On 13 December 2018, the First Chamber of the Court of Justice delivered its judgement in Case C-514/17, which concerns the interpretation of the Framework Decision on the European Arrest Warrant (EAW).
Mr Sut is a Romanian national who has been convicted by Romanian authorities to a custodial sentence of one year and two months for having driven a vehicle without valid licence plates and without a valid driving licence and for having caused an accident. As he left the country and went to Belgium, where he has been working and living with his spouse since February 2015, Romanian authorities issued an EAW for the purpose of enforcing that sentence. In Belgium, the crimes covered by the EAW are punishable by fines only. Article 6(4) of the Belgian law on the European arrest warrant transposes Article 4(6) of the EAW Framework Decision and, along the lines of this Article, it provides that execution may be refused ‘if the European arrest warrant has been issued for the purposes of enforcement of a sentence or order, where the requested person is Belgian or is resident in Belgium and the competent Belgian authorities undertake to enforce the sentence or order in accordance with Belgian law’. Moreover, the Belgian law transposing Framework Decision 2008/909 on the application of the principle of mutual recognition to judgments in criminal matters imposing custodial sentences provides that a sentence issued abroad may be adapted if it is incompatible with Belgian law in terms of its duration or nature. However, it expressly excludes that a custodial sentence may be converted into a fine. The referring court, i.e. the Court of Appeal of Liège, thus inquires whether Belgian legislation is compatible with Article 4(6) of the EAW Framework Decision. If it is not possible to convert the custodial sentence, it is not possible to enforce the Romanian sentence and Mr Sut should thus be surrendered to Romania, although his chances of reintegrating into society would be higher in Belgium rather than in Romania.
The Court of Justice notes that the application of the ground for optional non-execution enshrined in Article 4(6) of that Framework Decision requires two conditions to be satisfied: i) the requested person shall be staying in, or be a national or a resident of the executing Member State; ii) that State shall undertake to enforce the sentence or detention order in accordance with its domestic law. If both these conditions are met, the executing judicial authority should then ascertain whether there is a legitimate interest which would justify the sentence imposed in the issuing Member State being enforced on the territory of the executing Member State.
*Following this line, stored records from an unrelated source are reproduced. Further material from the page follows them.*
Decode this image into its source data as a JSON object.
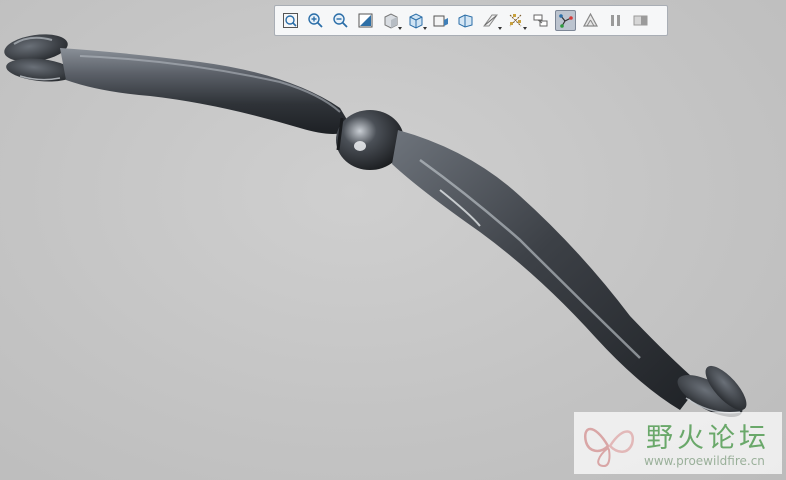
{
  "toolbar": {
    "buttons": [
      {
        "icon": "refit-icon",
        "active": false,
        "dropdown": false
      },
      {
        "icon": "zoom-in-icon",
        "active": false,
        "dropdown": false
      },
      {
        "icon": "zoom-out-icon",
        "active": false,
        "dropdown": false
      },
      {
        "icon": "repaint-icon",
        "active": false,
        "dropdown": false
      },
      {
        "icon": "display-style-icon",
        "active": false,
        "dropdown": true
      },
      {
        "icon": "saved-orientations-icon",
        "active": false,
        "dropdown": true
      },
      {
        "icon": "view-manager-icon",
        "active": false,
        "dropdown": false
      },
      {
        "icon": "perspective-view-icon",
        "active": false,
        "dropdown": false
      },
      {
        "icon": "section-icon",
        "active": false,
        "dropdown": true
      },
      {
        "icon": "datum-display-icon",
        "active": false,
        "dropdown": true
      },
      {
        "icon": "annotation-display-icon",
        "active": false,
        "dropdown": false
      },
      {
        "icon": "spin-center-icon",
        "active": true,
        "dropdown": false
      },
      {
        "icon": "mesh-triangles-icon",
        "active": false,
        "dropdown": false
      },
      {
        "icon": "pause-icon",
        "active": false,
        "dropdown": false
      },
      {
        "icon": "appearance-icon",
        "active": false,
        "dropdown": false
      }
    ]
  },
  "watermark": {
    "title": "野火论坛",
    "url": "www.proewildfire.cn"
  },
  "colors": {
    "background": "#c6c6c6",
    "model": "#3d4147",
    "watermark_green": "#6aa86a"
  }
}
In the case of Mr Sut, while the executing authority found that he is residing in Belgium, it believes that the sentence issued by Romanian authorities cannot be enforced because the offences covered by the EAW are only punishable by fines in Belgium. The Court of Justice however clarifies that, first, Article 4(6) of the EAW Framework Decision does not give any indication from which the condition sub ii) could be interpreted as automatically precluding a judicial authority of the executing Member State from refusing to execute an EAW where the law of that Member State provides only for a fine in response to the crimes covered by the EAW. Second, Member States have some margin of discretion in implementing the EAW Framework Decision and, if they decide to limit the situations in which the surrender can be refused, this would simply reinforce the system of surrender to the advantage of an area of freedom, security and justice. Third, Article 4(6) of the EAW Framework Decision makes it clear that the surrender can be refused only upon the executing Member State’s undertaking to order that the custodial sentence imposed on the person requested actually be enforced. Finally, no provisions of Framework Decision 2008/909 can affect the scope of the ground for optional non-execution stated in Article 4(6) of the EAW Framework Decision.
Against this backdrop, the Court thus concludes that Article 4(6) of the EAW Framework Decision must be interpreted as meaning that, where a person who is the subject of an EAW issued for the purposes of enforcing a custodial sentence resides in the executing Member State and has family, social and working ties in that Member State, the executing judicial authority may, for reasons related to the social rehabilitation of that person, refuse to execute that warrant. The executing authority may refuse to surrender the concerned person despite the fact that the offence which provides the basis for that warrant is, under that national law of the executing Member State, punishable by fine only, provided that, in accordance with its national law, that fact does not prevent the custodial sentence imposed on the person requested from actually being enforced in that Member State, which is for the referring court to ascertain.
Case Number C-514/17
Name of the parties Marin-Simion Sut
Date of the judgement 2018-12-13
Court Court of Justice of the European Union (CJEU)